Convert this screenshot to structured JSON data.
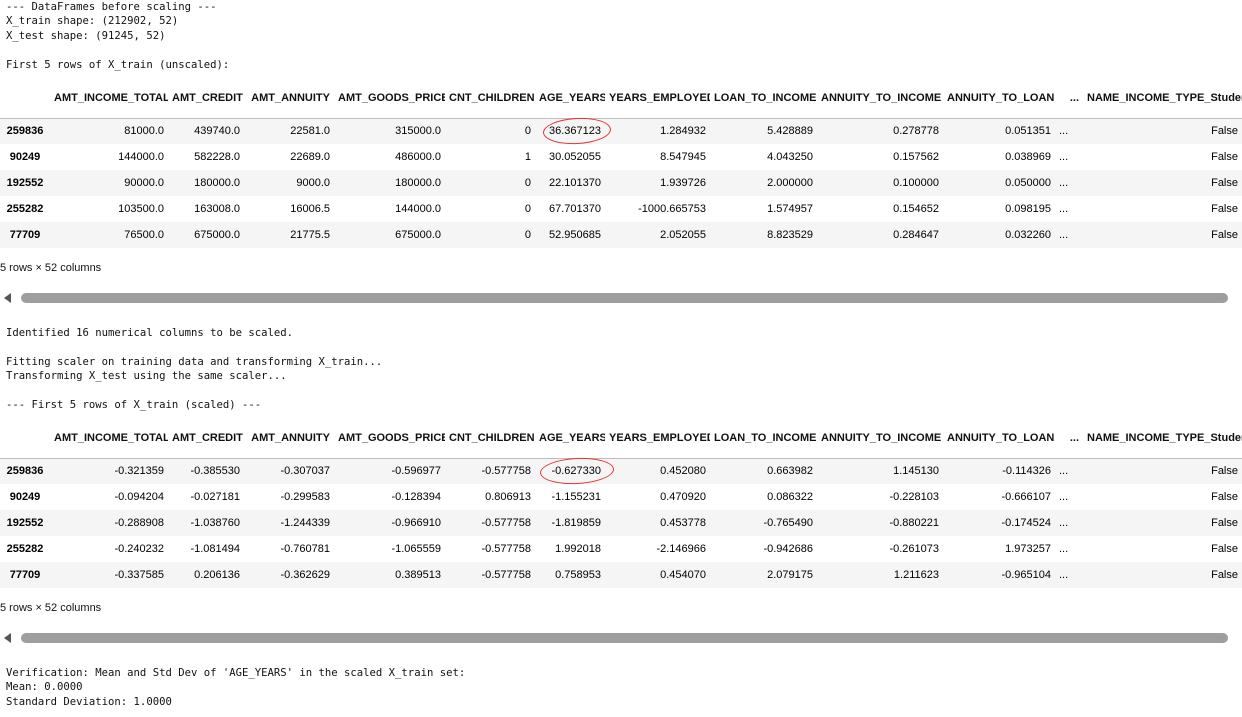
{
  "block1": {
    "lines": [
      "--- DataFrames before scaling ---",
      "X_train shape: (212902, 52)",
      "X_test shape: (91245, 52)",
      "",
      "First 5 rows of X_train (unscaled):"
    ]
  },
  "table1": {
    "columns": [
      "",
      "AMT_INCOME_TOTAL",
      "AMT_CREDIT",
      "AMT_ANNUITY",
      "AMT_GOODS_PRICE",
      "CNT_CHILDREN",
      "AGE_YEARS",
      "YEARS_EMPLOYED",
      "LOAN_TO_INCOME",
      "ANNUITY_TO_INCOME",
      "ANNUITY_TO_LOAN",
      "...",
      "NAME_INCOME_TYPE_Student"
    ],
    "rows": [
      [
        "259836",
        "81000.0",
        "439740.0",
        "22581.0",
        "315000.0",
        "0",
        "36.367123",
        "1.284932",
        "5.428889",
        "0.278778",
        "0.051351",
        "...",
        "False"
      ],
      [
        "90249",
        "144000.0",
        "582228.0",
        "22689.0",
        "486000.0",
        "1",
        "30.052055",
        "8.547945",
        "4.043250",
        "0.157562",
        "0.038969",
        "...",
        "False"
      ],
      [
        "192552",
        "90000.0",
        "180000.0",
        "9000.0",
        "180000.0",
        "0",
        "22.101370",
        "1.939726",
        "2.000000",
        "0.100000",
        "0.050000",
        "...",
        "False"
      ],
      [
        "255282",
        "103500.0",
        "163008.0",
        "16006.5",
        "144000.0",
        "0",
        "67.701370",
        "-1000.665753",
        "1.574957",
        "0.154652",
        "0.098195",
        "...",
        "False"
      ],
      [
        "77709",
        "76500.0",
        "675000.0",
        "21775.5",
        "675000.0",
        "0",
        "52.950685",
        "2.052055",
        "8.823529",
        "0.284647",
        "0.032260",
        "...",
        "False"
      ]
    ],
    "summary": "5 rows × 52 columns"
  },
  "block2": {
    "lines": [
      "Identified 16 numerical columns to be scaled.",
      "",
      "Fitting scaler on training data and transforming X_train...",
      "Transforming X_test using the same scaler...",
      "",
      "--- First 5 rows of X_train (scaled) ---"
    ]
  },
  "table2": {
    "columns": [
      "",
      "AMT_INCOME_TOTAL",
      "AMT_CREDIT",
      "AMT_ANNUITY",
      "AMT_GOODS_PRICE",
      "CNT_CHILDREN",
      "AGE_YEARS",
      "YEARS_EMPLOYED",
      "LOAN_TO_INCOME",
      "ANNUITY_TO_INCOME",
      "ANNUITY_TO_LOAN",
      "...",
      "NAME_INCOME_TYPE_Student"
    ],
    "rows": [
      [
        "259836",
        "-0.321359",
        "-0.385530",
        "-0.307037",
        "-0.596977",
        "-0.577758",
        "-0.627330",
        "0.452080",
        "0.663982",
        "1.145130",
        "-0.114326",
        "...",
        "False"
      ],
      [
        "90249",
        "-0.094204",
        "-0.027181",
        "-0.299583",
        "-0.128394",
        "0.806913",
        "-1.155231",
        "0.470920",
        "0.086322",
        "-0.228103",
        "-0.666107",
        "...",
        "False"
      ],
      [
        "192552",
        "-0.288908",
        "-1.038760",
        "-1.244339",
        "-0.966910",
        "-0.577758",
        "-1.819859",
        "0.453778",
        "-0.765490",
        "-0.880221",
        "-0.174524",
        "...",
        "False"
      ],
      [
        "255282",
        "-0.240232",
        "-1.081494",
        "-0.760781",
        "-1.065559",
        "-0.577758",
        "1.992018",
        "-2.146966",
        "-0.942686",
        "-0.261073",
        "1.973257",
        "...",
        "False"
      ],
      [
        "77709",
        "-0.337585",
        "0.206136",
        "-0.362629",
        "0.389513",
        "-0.577758",
        "0.758953",
        "0.454070",
        "2.079175",
        "1.211623",
        "-0.965104",
        "...",
        "False"
      ]
    ],
    "summary": "5 rows × 52 columns"
  },
  "block3": {
    "lines": [
      "Verification: Mean and Std Dev of 'AGE_YEARS' in the scaled X_train set:",
      "Mean: 0.0000",
      "Standard Deviation: 1.0000"
    ]
  },
  "colors": {
    "annotation": "#e23434",
    "scrollbar_thumb": "#9e9e9e",
    "stripe": "#f5f5f5"
  }
}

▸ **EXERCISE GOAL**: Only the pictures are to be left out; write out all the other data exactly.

▸ **ANSWER FOR THE TASK**:
Convert this screenshot to structured JSON data.
{
  "block1": {
    "lines": [
      "--- DataFrames before scaling ---",
      "X_train shape: (212902, 52)",
      "X_test shape: (91245, 52)",
      "",
      "First 5 rows of X_train (unscaled):"
    ]
  },
  "table1": {
    "columns": [
      "",
      "AMT_INCOME_TOTAL",
      "AMT_CREDIT",
      "AMT_ANNUITY",
      "AMT_GOODS_PRICE",
      "CNT_CHILDREN",
      "AGE_YEARS",
      "YEARS_EMPLOYED",
      "LOAN_TO_INCOME",
      "ANNUITY_TO_INCOME",
      "ANNUITY_TO_LOAN",
      "...",
      "NAME_INCOME_TYPE_Student"
    ],
    "rows": [
      [
        "259836",
        "81000.0",
        "439740.0",
        "22581.0",
        "315000.0",
        "0",
        "36.367123",
        "1.284932",
        "5.428889",
        "0.278778",
        "0.051351",
        "...",
        "False"
      ],
      [
        "90249",
        "144000.0",
        "582228.0",
        "22689.0",
        "486000.0",
        "1",
        "30.052055",
        "8.547945",
        "4.043250",
        "0.157562",
        "0.038969",
        "...",
        "False"
      ],
      [
        "192552",
        "90000.0",
        "180000.0",
        "9000.0",
        "180000.0",
        "0",
        "22.101370",
        "1.939726",
        "2.000000",
        "0.100000",
        "0.050000",
        "...",
        "False"
      ],
      [
        "255282",
        "103500.0",
        "163008.0",
        "16006.5",
        "144000.0",
        "0",
        "67.701370",
        "-1000.665753",
        "1.574957",
        "0.154652",
        "0.098195",
        "...",
        "False"
      ],
      [
        "77709",
        "76500.0",
        "675000.0",
        "21775.5",
        "675000.0",
        "0",
        "52.950685",
        "2.052055",
        "8.823529",
        "0.284647",
        "0.032260",
        "...",
        "False"
      ]
    ],
    "summary": "5 rows × 52 columns"
  },
  "block2": {
    "lines": [
      "Identified 16 numerical columns to be scaled.",
      "",
      "Fitting scaler on training data and transforming X_train...",
      "Transforming X_test using the same scaler...",
      "",
      "--- First 5 rows of X_train (scaled) ---"
    ]
  },
  "table2": {
    "columns": [
      "",
      "AMT_INCOME_TOTAL",
      "AMT_CREDIT",
      "AMT_ANNUITY",
      "AMT_GOODS_PRICE",
      "CNT_CHILDREN",
      "AGE_YEARS",
      "YEARS_EMPLOYED",
      "LOAN_TO_INCOME",
      "ANNUITY_TO_INCOME",
      "ANNUITY_TO_LOAN",
      "...",
      "NAME_INCOME_TYPE_Student"
    ],
    "rows": [
      [
        "259836",
        "-0.321359",
        "-0.385530",
        "-0.307037",
        "-0.596977",
        "-0.577758",
        "-0.627330",
        "0.452080",
        "0.663982",
        "1.145130",
        "-0.114326",
        "...",
        "False"
      ],
      [
        "90249",
        "-0.094204",
        "-0.027181",
        "-0.299583",
        "-0.128394",
        "0.806913",
        "-1.155231",
        "0.470920",
        "0.086322",
        "-0.228103",
        "-0.666107",
        "...",
        "False"
      ],
      [
        "192552",
        "-0.288908",
        "-1.038760",
        "-1.244339",
        "-0.966910",
        "-0.577758",
        "-1.819859",
        "0.453778",
        "-0.765490",
        "-0.880221",
        "-0.174524",
        "...",
        "False"
      ],
      [
        "255282",
        "-0.240232",
        "-1.081494",
        "-0.760781",
        "-1.065559",
        "-0.577758",
        "1.992018",
        "-2.146966",
        "-0.942686",
        "-0.261073",
        "1.973257",
        "...",
        "False"
      ],
      [
        "77709",
        "-0.337585",
        "0.206136",
        "-0.362629",
        "0.389513",
        "-0.577758",
        "0.758953",
        "0.454070",
        "2.079175",
        "1.211623",
        "-0.965104",
        "...",
        "False"
      ]
    ],
    "summary": "5 rows × 52 columns"
  },
  "block3": {
    "lines": [
      "Verification: Mean and Std Dev of 'AGE_YEARS' in the scaled X_train set:",
      "Mean: 0.0000",
      "Standard Deviation: 1.0000"
    ]
  },
  "colors": {
    "annotation": "#e23434",
    "scrollbar_thumb": "#9e9e9e",
    "stripe": "#f5f5f5"
  }
}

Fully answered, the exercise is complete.